Sometimes tragedies go too far- yesterday was one such time. Surrounded by the dead and cold saline water is not the most pleasant sensation and it certainly wasn’t what I was looking forward to. Having left a miserably cold Delhi for a short break in Chennai (which is at the very least warm!) to look after a collection ailing relatives didn’t seem particularly appetizing back then– but then that was before Tsunami struck.
Strange, how small these incidents seem to make you feel. All it takes to destroy a lifetime of property and achievement is a ‘palm-tree’ sized tidal wave. Meanwhile somewhere in Spencer Plaza (a posh mall in Chennai) a press reporter asked a ‘modern’ twenty- something year old of what he thought about the disaster (sniffing around for what the press now call ‘human-interest’ or ‘mood’ stories) “I don’t feel bad about the deaths…” , “India has a population problem anyway…”; little does he know that no elite is elite without the plebian.

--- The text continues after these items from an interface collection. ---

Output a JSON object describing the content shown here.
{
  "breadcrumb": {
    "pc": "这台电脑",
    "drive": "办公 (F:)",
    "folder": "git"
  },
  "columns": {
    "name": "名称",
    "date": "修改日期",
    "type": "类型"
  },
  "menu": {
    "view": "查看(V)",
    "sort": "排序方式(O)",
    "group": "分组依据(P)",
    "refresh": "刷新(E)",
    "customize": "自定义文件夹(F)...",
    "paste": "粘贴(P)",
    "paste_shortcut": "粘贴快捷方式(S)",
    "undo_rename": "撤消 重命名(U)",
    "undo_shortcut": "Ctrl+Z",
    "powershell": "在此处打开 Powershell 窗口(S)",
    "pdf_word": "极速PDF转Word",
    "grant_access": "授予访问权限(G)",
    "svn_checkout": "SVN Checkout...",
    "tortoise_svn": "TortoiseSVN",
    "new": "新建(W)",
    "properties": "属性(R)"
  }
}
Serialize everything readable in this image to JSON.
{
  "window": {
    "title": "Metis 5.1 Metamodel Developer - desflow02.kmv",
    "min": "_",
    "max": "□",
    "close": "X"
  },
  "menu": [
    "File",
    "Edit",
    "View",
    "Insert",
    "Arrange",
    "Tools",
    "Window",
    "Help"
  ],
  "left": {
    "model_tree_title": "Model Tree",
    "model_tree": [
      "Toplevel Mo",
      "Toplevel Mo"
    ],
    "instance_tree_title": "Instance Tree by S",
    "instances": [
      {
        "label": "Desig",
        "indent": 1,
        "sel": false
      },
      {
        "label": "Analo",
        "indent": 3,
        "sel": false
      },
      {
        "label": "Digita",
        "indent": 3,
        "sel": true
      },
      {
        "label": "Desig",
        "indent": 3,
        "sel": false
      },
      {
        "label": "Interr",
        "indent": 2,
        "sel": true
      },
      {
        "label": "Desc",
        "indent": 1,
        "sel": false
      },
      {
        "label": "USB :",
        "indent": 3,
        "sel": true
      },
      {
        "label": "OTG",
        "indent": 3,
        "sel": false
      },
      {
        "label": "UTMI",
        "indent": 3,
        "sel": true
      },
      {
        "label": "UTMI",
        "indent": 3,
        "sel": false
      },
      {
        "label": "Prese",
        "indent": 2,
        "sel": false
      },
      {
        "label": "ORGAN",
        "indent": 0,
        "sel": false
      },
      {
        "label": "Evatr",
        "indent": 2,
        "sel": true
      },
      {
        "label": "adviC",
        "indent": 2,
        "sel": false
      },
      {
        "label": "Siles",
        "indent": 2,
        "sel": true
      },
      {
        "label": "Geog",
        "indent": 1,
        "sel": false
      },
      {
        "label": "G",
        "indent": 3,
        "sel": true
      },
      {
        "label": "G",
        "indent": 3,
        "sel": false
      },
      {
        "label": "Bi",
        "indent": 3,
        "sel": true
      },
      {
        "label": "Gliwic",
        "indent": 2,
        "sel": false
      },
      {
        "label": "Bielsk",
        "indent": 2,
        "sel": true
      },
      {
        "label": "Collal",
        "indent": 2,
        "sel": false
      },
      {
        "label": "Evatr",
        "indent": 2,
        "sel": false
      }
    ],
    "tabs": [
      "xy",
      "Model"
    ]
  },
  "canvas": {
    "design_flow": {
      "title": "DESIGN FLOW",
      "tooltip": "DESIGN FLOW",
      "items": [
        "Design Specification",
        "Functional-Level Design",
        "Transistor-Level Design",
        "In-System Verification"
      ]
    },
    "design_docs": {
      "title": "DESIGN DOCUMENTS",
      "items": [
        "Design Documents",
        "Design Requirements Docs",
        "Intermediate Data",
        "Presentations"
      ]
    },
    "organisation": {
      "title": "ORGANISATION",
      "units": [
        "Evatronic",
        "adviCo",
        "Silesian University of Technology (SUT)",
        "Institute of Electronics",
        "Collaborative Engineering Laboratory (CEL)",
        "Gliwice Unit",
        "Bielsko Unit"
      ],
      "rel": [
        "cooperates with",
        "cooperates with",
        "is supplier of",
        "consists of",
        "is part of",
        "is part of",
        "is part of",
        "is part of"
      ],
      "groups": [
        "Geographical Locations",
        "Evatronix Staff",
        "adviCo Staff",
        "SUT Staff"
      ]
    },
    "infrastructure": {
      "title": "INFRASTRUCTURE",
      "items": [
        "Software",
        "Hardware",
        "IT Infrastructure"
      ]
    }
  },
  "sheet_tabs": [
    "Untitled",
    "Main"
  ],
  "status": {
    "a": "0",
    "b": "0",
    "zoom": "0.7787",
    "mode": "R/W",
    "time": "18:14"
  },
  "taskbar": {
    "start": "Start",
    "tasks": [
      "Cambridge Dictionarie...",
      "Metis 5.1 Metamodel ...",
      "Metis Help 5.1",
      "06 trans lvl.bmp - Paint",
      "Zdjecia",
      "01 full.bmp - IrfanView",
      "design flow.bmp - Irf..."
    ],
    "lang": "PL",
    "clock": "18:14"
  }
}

Somewhere at the back of my mind- while I struggle to grapple with the enormity of the loss of 20,000 lives… amidst the black-outs in a house sunk sixteen inches into marsh land I find the blissfully non-existent response of the government almost scary. Fifty years of disaster management, coastal regulation and a much accomplished met office; India was still unprepared.
Why? The government has had all its incentives in the wrong place. Misdirected incentives draw out misdirected priority lists– the Tamil Nadu government has fought quake and flood insurance for over thirty years… So now Chinnamma dies in the General Hospital foaming at the mouth because the government ignored the market for disaster insurance. And so will die her family because belongings were washed away and compensation shall never reach.
Perhaps my anger is illegitimate. The police did evacuate beaches two hours post the wave, after 300 odd people had drowned… I suppose I should feel cheerful that they did that little bit. I must also smile because– the little girl we rescued today is alive, the rabbit we rescued seems to be taking a lively interest in the cabbage and pages of my text books are beginning to show signs of drying up… And guess what? I can now see portions of my floor.
Time for soggy dinner and then appeasement. Till later then.